#### What the task asks:
Copy out the data so that nothing differs from the original.

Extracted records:
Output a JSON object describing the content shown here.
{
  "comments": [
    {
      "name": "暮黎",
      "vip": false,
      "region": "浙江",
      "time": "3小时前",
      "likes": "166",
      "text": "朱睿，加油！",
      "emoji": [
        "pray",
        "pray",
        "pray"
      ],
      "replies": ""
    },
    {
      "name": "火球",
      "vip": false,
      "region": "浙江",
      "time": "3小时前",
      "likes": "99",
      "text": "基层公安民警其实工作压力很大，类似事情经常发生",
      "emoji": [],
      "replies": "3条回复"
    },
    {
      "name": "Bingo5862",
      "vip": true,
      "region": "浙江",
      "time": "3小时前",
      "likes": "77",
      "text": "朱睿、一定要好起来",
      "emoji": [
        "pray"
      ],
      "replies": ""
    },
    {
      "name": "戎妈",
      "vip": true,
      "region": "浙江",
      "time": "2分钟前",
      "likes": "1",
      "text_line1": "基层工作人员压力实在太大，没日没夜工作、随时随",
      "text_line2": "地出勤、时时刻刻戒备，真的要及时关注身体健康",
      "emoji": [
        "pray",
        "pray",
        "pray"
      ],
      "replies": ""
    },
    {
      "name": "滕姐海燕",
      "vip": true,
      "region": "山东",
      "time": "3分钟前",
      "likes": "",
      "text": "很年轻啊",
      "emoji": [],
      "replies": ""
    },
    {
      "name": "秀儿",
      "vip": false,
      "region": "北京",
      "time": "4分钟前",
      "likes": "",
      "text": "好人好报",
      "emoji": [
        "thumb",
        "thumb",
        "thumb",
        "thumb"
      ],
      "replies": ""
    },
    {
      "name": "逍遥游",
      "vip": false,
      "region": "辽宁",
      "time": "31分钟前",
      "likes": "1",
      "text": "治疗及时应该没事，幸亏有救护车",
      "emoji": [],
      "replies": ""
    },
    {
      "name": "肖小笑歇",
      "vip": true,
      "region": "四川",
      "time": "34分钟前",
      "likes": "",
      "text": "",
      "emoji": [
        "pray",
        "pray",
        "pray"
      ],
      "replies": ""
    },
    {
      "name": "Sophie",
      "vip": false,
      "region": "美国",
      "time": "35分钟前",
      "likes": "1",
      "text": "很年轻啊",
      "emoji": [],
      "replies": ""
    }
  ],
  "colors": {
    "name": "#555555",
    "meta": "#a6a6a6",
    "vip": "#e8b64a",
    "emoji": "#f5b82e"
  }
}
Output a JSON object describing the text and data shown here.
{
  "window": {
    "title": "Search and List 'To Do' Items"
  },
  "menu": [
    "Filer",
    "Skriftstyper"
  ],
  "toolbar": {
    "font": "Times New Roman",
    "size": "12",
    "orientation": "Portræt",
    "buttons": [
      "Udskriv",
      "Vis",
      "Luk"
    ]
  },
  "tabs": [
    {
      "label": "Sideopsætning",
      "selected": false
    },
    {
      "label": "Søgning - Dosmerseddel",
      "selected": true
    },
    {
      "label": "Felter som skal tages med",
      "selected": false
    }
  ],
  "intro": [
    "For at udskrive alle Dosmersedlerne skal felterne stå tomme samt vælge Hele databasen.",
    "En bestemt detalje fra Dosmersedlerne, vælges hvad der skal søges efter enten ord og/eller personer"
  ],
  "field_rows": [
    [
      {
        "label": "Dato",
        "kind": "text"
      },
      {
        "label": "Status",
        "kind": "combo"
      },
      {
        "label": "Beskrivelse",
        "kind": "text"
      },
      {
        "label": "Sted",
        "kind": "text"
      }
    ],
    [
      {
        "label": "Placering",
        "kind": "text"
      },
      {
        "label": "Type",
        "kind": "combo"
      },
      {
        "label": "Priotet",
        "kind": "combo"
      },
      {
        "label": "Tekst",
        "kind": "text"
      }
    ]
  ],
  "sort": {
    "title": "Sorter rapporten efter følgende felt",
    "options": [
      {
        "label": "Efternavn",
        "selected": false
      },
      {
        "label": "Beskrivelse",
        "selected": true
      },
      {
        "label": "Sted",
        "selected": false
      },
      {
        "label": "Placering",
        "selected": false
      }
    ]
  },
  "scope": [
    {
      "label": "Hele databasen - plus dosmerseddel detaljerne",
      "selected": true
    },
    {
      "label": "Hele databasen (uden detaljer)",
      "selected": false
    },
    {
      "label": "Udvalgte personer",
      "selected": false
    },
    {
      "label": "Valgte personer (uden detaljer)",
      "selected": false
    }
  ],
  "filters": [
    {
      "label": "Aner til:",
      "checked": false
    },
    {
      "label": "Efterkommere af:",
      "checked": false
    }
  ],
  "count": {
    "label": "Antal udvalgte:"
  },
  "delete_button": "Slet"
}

#### Written solution:
Output a JSON object describing the content shown here.
{
  "comments": [
    {
      "name": "暮黎",
      "vip": false,
      "region": "浙江",
      "time": "3小时前",
      "likes": "166",
      "text": "朱睿，加油！",
      "emoji": [
        "pray",
        "pray",
        "pray"
      ],
      "replies": ""
    },
    {
      "name": "火球",
      "vip": false,
      "region": "浙江",
      "time": "3小时前",
      "likes": "99",
      "text": "基层公安民警其实工作压力很大，类似事情经常发生",
      "emoji": [],
      "replies": "3条回复"
    },
    {
      "name": "Bingo5862",
      "vip": true,
      "region": "浙江",
      "time": "3小时前",
      "likes": "77",
      "text": "朱睿、一定要好起来",
      "emoji": [
        "pray"
      ],
      "replies": ""
    },
    {
      "name": "戎妈",
      "vip": true,
      "region": "浙江",
      "time": "2分钟前",
      "likes": "1",
      "text_line1": "基层工作人员压力实在太大，没日没夜工作、随时随",
      "text_line2": "地出勤、时时刻刻戒备，真的要及时关注身体健康",
      "emoji": [
        "pray",
        "pray",
        "pray"
      ],
      "replies": ""
    },
    {
      "name": "滕姐海燕",
      "vip": true,
      "region": "山东",
      "time": "3分钟前",
      "likes": "",
      "text": "很年轻啊",
      "emoji": [],
      "replies": ""
    },
    {
      "name": "秀儿",
      "vip": false,
      "region": "北京",
      "time": "4分钟前",
      "likes": "",
      "text": "好人好报",
      "emoji": [
        "thumb",
        "thumb",
        "thumb",
        "thumb"
      ],
      "replies": ""
    },
    {
      "name": "逍遥游",
      "vip": false,
      "region": "辽宁",
      "time": "31分钟前",
      "likes": "1",
      "text": "治疗及时应该没事，幸亏有救护车",
      "emoji": [],
      "replies": ""
    },
    {
      "name": "肖小笑歇",
      "vip": true,
      "region": "四川",
      "time": "34分钟前",
      "likes": "",
      "text": "",
      "emoji": [
        "pray",
        "pray",
        "pray"
      ],
      "replies": ""
    },
    {
      "name": "Sophie",
      "vip": false,
      "region": "美国",
      "time": "35分钟前",
      "likes": "1",
      "text": "很年轻啊",
      "emoji": [],
      "replies": ""
    }
  ],
  "colors": {
    "name": "#555555",
    "meta": "#a6a6a6",
    "vip": "#e8b64a",
    "emoji": "#f5b82e"
  }
}
Output a JSON object describing the text and data shown here.
{
  "window": {
    "title": "Search and List 'To Do' Items"
  },
  "menu": [
    "Filer",
    "Skriftstyper"
  ],
  "toolbar": {
    "font": "Times New Roman",
    "size": "12",
    "orientation": "Portræt",
    "buttons": [
      "Udskriv",
      "Vis",
      "Luk"
    ]
  },
  "tabs": [
    {
      "label": "Sideopsætning",
      "selected": false
    },
    {
      "label": "Søgning - Dosmerseddel",
      "selected": true
    },
    {
      "label": "Felter som skal tages med",
      "selected": false
    }
  ],
  "intro": [
    "For at udskrive alle Dosmersedlerne skal felterne stå tomme samt vælge Hele databasen.",
    "En bestemt detalje fra Dosmersedlerne, vælges hvad der skal søges efter enten ord og/eller personer"
  ],
  "field_rows": [
    [
      {
        "label": "Dato",
        "kind": "text"
      },
      {
        "label": "Status",
        "kind": "combo"
      },
      {
        "label": "Beskrivelse",
        "kind": "text"
      },
      {
        "label": "Sted",
        "kind": "text"
      }
    ],
    [
      {
        "label": "Placering",
        "kind": "text"
      },
      {
        "label": "Type",
        "kind": "combo"
      },
      {
        "label": "Priotet",
        "kind": "combo"
      },
      {
        "label": "Tekst",
        "kind": "text"
      }
    ]
  ],
  "sort": {
    "title": "Sorter rapporten efter følgende felt",
    "options": [
      {
        "label": "Efternavn",
        "selected": false
      },
      {
        "label": "Beskrivelse",
        "selected": true
      },
      {
        "label": "Sted",
        "selected": false
      },
      {
        "label": "Placering",
        "selected": false
      }
    ]
  },
  "scope": [
    {
      "label": "Hele databasen - plus dosmerseddel detaljerne",
      "selected": true
    },
    {
      "label": "Hele databasen (uden detaljer)",
      "selected": false
    },
    {
      "label": "Udvalgte personer",
      "selected": false
    },
    {
      "label": "Valgte personer (uden detaljer)",
      "selected": false
    }
  ],
  "filters": [
    {
      "label": "Aner til:",
      "checked": false
    },
    {
      "label": "Efterkommere af:",
      "checked": false
    }
  ],
  "count": {
    "label": "Antal udvalgte:"
  },
  "delete_button": "Slet"
}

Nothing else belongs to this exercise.